29 April 2011

Elin Bommenel is a senior lecturer at the Department of Service Management.

Research that isolates itself in the ivory tower may find it easier to gain the public’s confidence than interdisciplinary research that is more relevant to society. This is a consequence of the way in which research is assessed, in the view of Elin Bommenel, history of science scholar.

Elin Bommenel studies the conditions for interdisciplinary research and analyses how research gains legitimacy within and outside the research community.

For research to gain the confidence of the public it must demonstrate that it is credible within academia, claims Elin Bommenel. Research is reviewed through various peer review channels. These benefit established research fields which have managed to create many review channels that can confirm that their research is important and fulfils the requirements of the discipline for methodology and theoretical renewal.

“Such research also enjoys great confidence in society and has high integrity, but is not always perceived as having clear relevance to society”, says Elin Bommenel.

However, new interdisciplinary research fields often have obvious relevance to society. On the other hand, they have more difficulty being accepted within academia because they are somewhat removed from the mainstream in their defined and established ‘parent disciplines’.
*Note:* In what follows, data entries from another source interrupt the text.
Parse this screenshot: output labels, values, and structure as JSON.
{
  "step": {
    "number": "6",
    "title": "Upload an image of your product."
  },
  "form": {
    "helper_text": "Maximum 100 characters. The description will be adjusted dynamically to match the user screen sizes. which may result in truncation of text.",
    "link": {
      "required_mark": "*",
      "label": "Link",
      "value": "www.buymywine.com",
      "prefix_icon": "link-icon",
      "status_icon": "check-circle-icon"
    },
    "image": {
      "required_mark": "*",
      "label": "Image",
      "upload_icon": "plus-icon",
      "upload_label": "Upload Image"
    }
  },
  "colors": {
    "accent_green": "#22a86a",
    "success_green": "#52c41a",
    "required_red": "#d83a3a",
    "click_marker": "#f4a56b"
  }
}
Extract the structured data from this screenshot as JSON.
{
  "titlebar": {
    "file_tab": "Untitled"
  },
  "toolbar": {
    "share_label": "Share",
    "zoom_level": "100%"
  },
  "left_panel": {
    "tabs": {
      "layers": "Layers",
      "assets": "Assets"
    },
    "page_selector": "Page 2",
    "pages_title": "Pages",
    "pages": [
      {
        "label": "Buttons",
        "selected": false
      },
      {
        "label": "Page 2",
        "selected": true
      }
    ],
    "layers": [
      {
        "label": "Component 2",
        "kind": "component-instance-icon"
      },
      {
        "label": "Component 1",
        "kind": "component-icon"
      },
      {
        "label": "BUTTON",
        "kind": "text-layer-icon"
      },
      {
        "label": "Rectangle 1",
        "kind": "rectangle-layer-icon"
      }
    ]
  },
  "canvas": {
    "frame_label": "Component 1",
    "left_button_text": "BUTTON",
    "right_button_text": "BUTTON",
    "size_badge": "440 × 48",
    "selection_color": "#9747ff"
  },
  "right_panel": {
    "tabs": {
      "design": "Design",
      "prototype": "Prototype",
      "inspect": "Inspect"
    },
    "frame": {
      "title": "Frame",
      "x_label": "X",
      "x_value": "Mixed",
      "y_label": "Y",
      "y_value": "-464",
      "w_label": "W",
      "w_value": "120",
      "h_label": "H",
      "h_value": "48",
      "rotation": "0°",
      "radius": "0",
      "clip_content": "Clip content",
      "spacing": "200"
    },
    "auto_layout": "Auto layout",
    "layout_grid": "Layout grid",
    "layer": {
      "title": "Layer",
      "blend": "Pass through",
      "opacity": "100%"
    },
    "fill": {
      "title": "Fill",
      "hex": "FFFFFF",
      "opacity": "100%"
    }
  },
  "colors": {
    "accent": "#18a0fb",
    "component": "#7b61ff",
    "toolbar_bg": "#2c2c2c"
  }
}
Interdisciplinarity attempts to gain legitimacy through external, non-academic assessors. These attest that the research is important because it is needed in society. As a rule, politicians and other external commissioners think that interdisciplinary research is ‘sexy’ because it focuses on solving important, well-defined social problems. However, within academia there is distrust. This can spill over into the media and influence the attitude of the public, who may see the new, applied research as lacking in independence and ‘bought’.

“The criticism does not have to mean that commissioned research is not independent. However, criticism from within academia is a sure sign that research funding has been invested in new, interdisciplinary fields that do not have established channels for review, which could give them academic legitimacy.”

The result is that research which looks inwards and isolates itself in the ivory tower avoids being suspected by the research community and its measuring system. It may thus have less difficulty winning the public’s confidence than more exposed interdisciplinary research that has a clear focus on solving different social problems, says Elin Bommenel.

With the current assessment system, there is therefore a risk that those commissioning the research get to formulate the research questions and attest that the results are useful:

“On the one hand, there is a risk that the researchers are not seen as credible. On the other hand, the commissioners risk getting less useful results because the results are ‘dissed’ by the research community. In other words, it is a tough situation for interdisciplinary research and those funding it.”

- Britta Collberg